**Materials provided**
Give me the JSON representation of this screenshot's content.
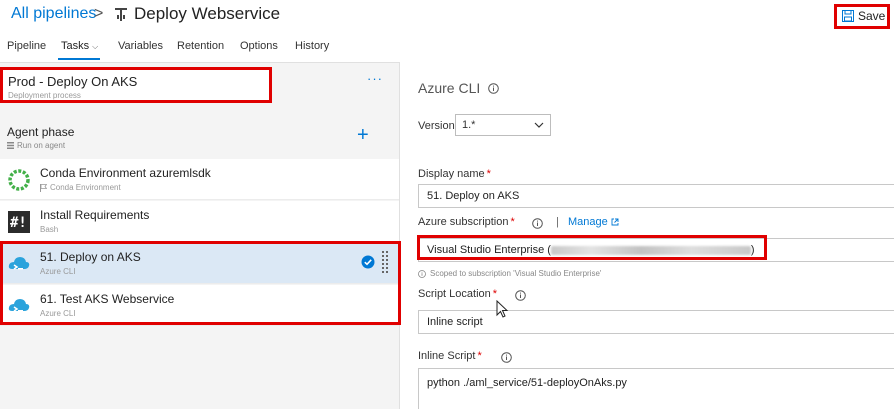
{
  "header": {
    "breadcrumb_root": "All pipelines",
    "breadcrumb_separator": ">",
    "pipeline_name": "Deploy Webservice",
    "save_label": "Save"
  },
  "tabs": [
    {
      "label": "Pipeline"
    },
    {
      "label": "Tasks",
      "active": true,
      "has_dropdown": true
    },
    {
      "label": "Variables"
    },
    {
      "label": "Retention"
    },
    {
      "label": "Options"
    },
    {
      "label": "History"
    }
  ],
  "stage": {
    "title": "Prod - Deploy On AKS",
    "subtitle": "Deployment process",
    "more_label": "···"
  },
  "agent_phase": {
    "title": "Agent phase",
    "subtitle": "Run on agent",
    "add_label": "+"
  },
  "tasks": [
    {
      "title": "Conda Environment azuremlsdk",
      "subtitle": "Conda Environment",
      "icon": "conda-icon"
    },
    {
      "title": "Install Requirements",
      "subtitle": "Bash",
      "icon": "bash-icon"
    },
    {
      "title": "51. Deploy on AKS",
      "subtitle": "Azure CLI",
      "icon": "azure-cli-icon",
      "selected": true
    },
    {
      "title": "61. Test AKS Webservice",
      "subtitle": "Azure CLI",
      "icon": "azure-cli-icon"
    }
  ],
  "detail": {
    "task_type": "Azure CLI",
    "version_label": "Version",
    "version_value": "1.*",
    "display_name_label": "Display name",
    "display_name_value": "51. Deploy on AKS",
    "subscription_label": "Azure subscription",
    "manage_label": "Manage",
    "subscription_value": "Visual Studio Enterprise (",
    "subscription_close": ")",
    "scoped_note": "Scoped to subscription 'Visual Studio Enterprise'",
    "script_location_label": "Script Location",
    "script_location_value": "Inline script",
    "inline_script_label": "Inline Script",
    "inline_script_value": "python ./aml_service/51-deployOnAks.py",
    "required_marker": "*"
  },
  "colors": {
    "accent": "#0078d4",
    "highlight_box": "#e00000",
    "selected_row": "#dbe8f5",
    "panel_bg": "#f4f4f4"
  }
}
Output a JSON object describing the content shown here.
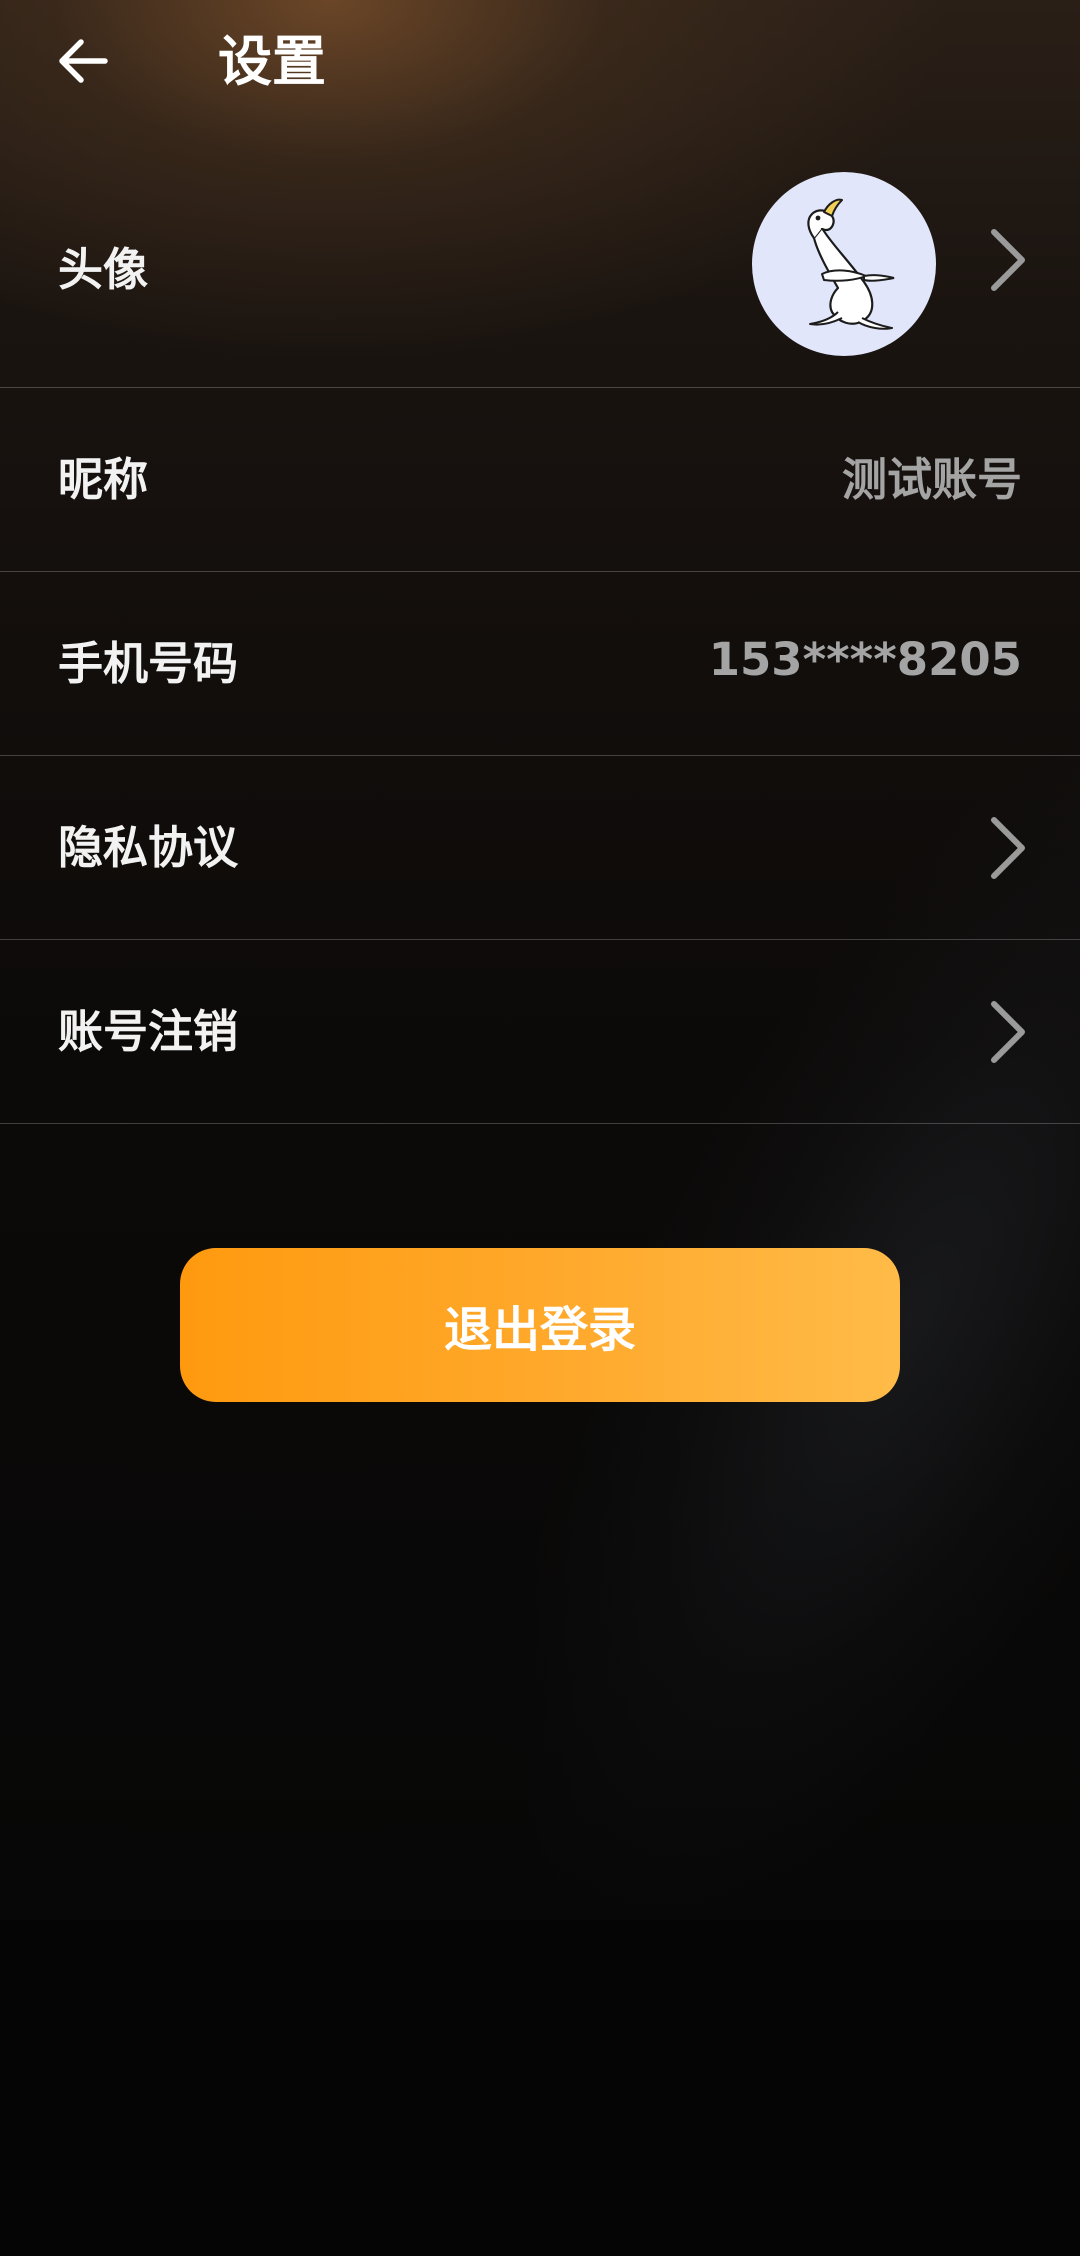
{
  "header": {
    "title": "设置",
    "back_icon": "arrow-left-icon"
  },
  "settings": {
    "avatar": {
      "label": "头像",
      "icon": "chevron-right-icon"
    },
    "nickname": {
      "label": "昵称",
      "value": "测试账号"
    },
    "phone": {
      "label": "手机号码",
      "value": "153****8205"
    },
    "privacy": {
      "label": "隐私协议",
      "icon": "chevron-right-icon"
    },
    "deactivate": {
      "label": "账号注销",
      "icon": "chevron-right-icon"
    }
  },
  "logout": {
    "label": "退出登录"
  },
  "colors": {
    "accent_start": "#ff9a0f",
    "accent_end": "#ffbb48",
    "value_text": "#a4a4a4",
    "avatar_bg": "#e2e6fb"
  }
}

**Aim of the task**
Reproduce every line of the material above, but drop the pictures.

**Result of the task**
Give me the JSON representation of this screenshot's content.
{
  "header": {
    "breadcrumb_root": "All pipelines",
    "breadcrumb_separator": ">",
    "pipeline_name": "Deploy Webservice",
    "save_label": "Save"
  },
  "tabs": [
    {
      "label": "Pipeline"
    },
    {
      "label": "Tasks",
      "active": true,
      "has_dropdown": true
    },
    {
      "label": "Variables"
    },
    {
      "label": "Retention"
    },
    {
      "label": "Options"
    },
    {
      "label": "History"
    }
  ],
  "stage": {
    "title": "Prod - Deploy On AKS",
    "subtitle": "Deployment process",
    "more_label": "···"
  },
  "agent_phase": {
    "title": "Agent phase",
    "subtitle": "Run on agent",
    "add_label": "+"
  },
  "tasks": [
    {
      "title": "Conda Environment azuremlsdk",
      "subtitle": "Conda Environment",
      "icon": "conda-icon"
    },
    {
      "title": "Install Requirements",
      "subtitle": "Bash",
      "icon": "bash-icon"
    },
    {
      "title": "51. Deploy on AKS",
      "subtitle": "Azure CLI",
      "icon": "azure-cli-icon",
      "selected": true
    },
    {
      "title": "61. Test AKS Webservice",
      "subtitle": "Azure CLI",
      "icon": "azure-cli-icon"
    }
  ],
  "detail": {
    "task_type": "Azure CLI",
    "version_label": "Version",
    "version_value": "1.*",
    "display_name_label": "Display name",
    "display_name_value": "51. Deploy on AKS",
    "subscription_label": "Azure subscription",
    "manage_label": "Manage",
    "subscription_value": "Visual Studio Enterprise (",
    "subscription_close": ")",
    "scoped_note": "Scoped to subscription 'Visual Studio Enterprise'",
    "script_location_label": "Script Location",
    "script_location_value": "Inline script",
    "inline_script_label": "Inline Script",
    "inline_script_value": "python ./aml_service/51-deployOnAks.py",
    "required_marker": "*"
  },
  "colors": {
    "accent": "#0078d4",
    "highlight_box": "#e00000",
    "selected_row": "#dbe8f5",
    "panel_bg": "#f4f4f4"
  }
}
Output a JSON object describing the content shown here.
{
  "header": {
    "title": "设置",
    "back_icon": "arrow-left-icon"
  },
  "settings": {
    "avatar": {
      "label": "头像",
      "icon": "chevron-right-icon"
    },
    "nickname": {
      "label": "昵称",
      "value": "测试账号"
    },
    "phone": {
      "label": "手机号码",
      "value": "153****8205"
    },
    "privacy": {
      "label": "隐私协议",
      "icon": "chevron-right-icon"
    },
    "deactivate": {
      "label": "账号注销",
      "icon": "chevron-right-icon"
    }
  },
  "logout": {
    "label": "退出登录"
  },
  "colors": {
    "accent_start": "#ff9a0f",
    "accent_end": "#ffbb48",
    "value_text": "#a4a4a4",
    "avatar_bg": "#e2e6fb"
  }
}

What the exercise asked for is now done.